    We are taking steps now to plan for the future of the city, to ensure there is no compromise to the essential services and infrastructure that residents enjoy now and into the future. This includes continuing our investment into community infrastructure and services.

    Saying that, Casey has some of the lowest rates per capita in outer metropolitan Melbourne.

    Why can’t you reduce spending to allow for lower rates?

    Council understands the financial pressures facing residents, but we cannot afford to stop our investment into community facilities, parks and roads.

    While increasing rates is not our preferred option, we have to balance the external costs being placed onto Council and our responsibility to continue delivering high quality services and building community infrastructure.

    What are my rates paying for?

    Rates are used to fund Council’s investment in community infrastructure like maintaining and building new facilities and maintaining roads and parks.

    The Draft Budget features an operating budget of $248 million to ensure Council continues to provide vital services to over 288,000 residents and a $91 million capital works program to fund a range of necessary infrastructure projects.

    What are the major initiatives in 2015-16?

    Major initiatives in 2015-16 include:

    • Commence construction of Casey’s $125m cultural, community and civic facility (including an 800-seat theatre, studio space, art gallery, function centre and library), Bunjil Place, Narre Warren
    • Expansion of the Casey Indoor Leisure Centre, Cranbourne East ($6.7m 15/16) 
    • Completion of the Cranbourne West Family and Community Centre ($2.3m 15/16)
    • Sealing and reconstruction of Cross Road ($1.2m) and Craig Road ($1.3m) in Devon Meadows
    • Bridgewater Kindergarten extension, Berwick ($1.1m 15/16)
    • Commencement of stage one of the Endeavour Hills Community Precinct ($1m 15/16)
    • Upgrades to sport pavilion, lighting and ground improvements at Rutter Recreation Reserve, Tooradin ($565,000)
    • New footpath and pedestrian bridge between Springfield Drive and Springfield Avenue, Narre Warren ($430,000)
    • Completion of synthetic athletics track at Edwin Flack Reserve, Berwick ($500,000)
    • Council contribution towards the construction of synthetic soccer pitch, sports ground lighting and car park at Gleneagles Secondary College, Endeavour Hills ($250,000) to supplement the $1m promised by the State Government and $80,000 committed by Gleneagles Secondary College
    • Shade and fencing safety improvements at parks ($150,000)
    • Provision of community programs at the recently opened Lynbrook Community Centre ($125,000)

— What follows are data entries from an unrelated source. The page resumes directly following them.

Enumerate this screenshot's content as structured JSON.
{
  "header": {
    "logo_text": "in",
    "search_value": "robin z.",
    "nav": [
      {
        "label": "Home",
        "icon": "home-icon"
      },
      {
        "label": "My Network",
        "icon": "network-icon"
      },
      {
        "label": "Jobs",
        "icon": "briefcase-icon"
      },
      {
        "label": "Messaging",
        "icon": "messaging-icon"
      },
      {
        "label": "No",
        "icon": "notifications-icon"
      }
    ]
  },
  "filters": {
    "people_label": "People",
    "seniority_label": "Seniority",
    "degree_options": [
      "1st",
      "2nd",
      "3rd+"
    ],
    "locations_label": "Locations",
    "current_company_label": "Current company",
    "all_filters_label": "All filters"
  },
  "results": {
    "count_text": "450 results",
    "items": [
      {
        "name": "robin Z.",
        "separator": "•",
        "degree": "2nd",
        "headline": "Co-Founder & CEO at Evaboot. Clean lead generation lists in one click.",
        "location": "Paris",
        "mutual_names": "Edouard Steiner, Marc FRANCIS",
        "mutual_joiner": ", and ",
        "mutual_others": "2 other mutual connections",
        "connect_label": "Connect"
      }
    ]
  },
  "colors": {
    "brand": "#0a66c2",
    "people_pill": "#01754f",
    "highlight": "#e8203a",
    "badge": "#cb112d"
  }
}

    Does the Fire Services Property Levy generate additional income for Council?

    All Victorian Councils are required to collect this levy on behalf of the Victorian Government, and must pass the full amount on to the State Revenue Office.

    Have you increased rates because of rate capping next year?

    Council assures residents that rates have not been increased in 2015-16 in advance of the proposed introduction of rate capping in 2016-17.

    Council understands the financial pressures facing residents, and any rate increases required in 2015-16 have been calculated to specifically fund essential infrastructure and services in the year ahead.

    Will residents receive a discount on rates following the Carbon Tax is repeal?

    The City of Casey was one of the first Victorian Councils to respond quickly and pass back savings from the tax repeal to its ratepayers.

    Savings from the repeal of the Carbon Tax were passed onto ratepayers last year (2014-15) in the form of a rate cut.

    Has the construction of Bunjil Place contributed to the rate rise?

    The construction of Bunjil Place has not led to a rate increase. Through many years of responsible financial management, Council can finance the construction without an increase to rates using a combination of savings, a loan and external funding to fund the project.

    What if I am having difficulty paying my rates?

    Any ratepayer facing financial difficulties is encouraged to contact the Council to discuss payment options in-line with Council’s Hardship Policy.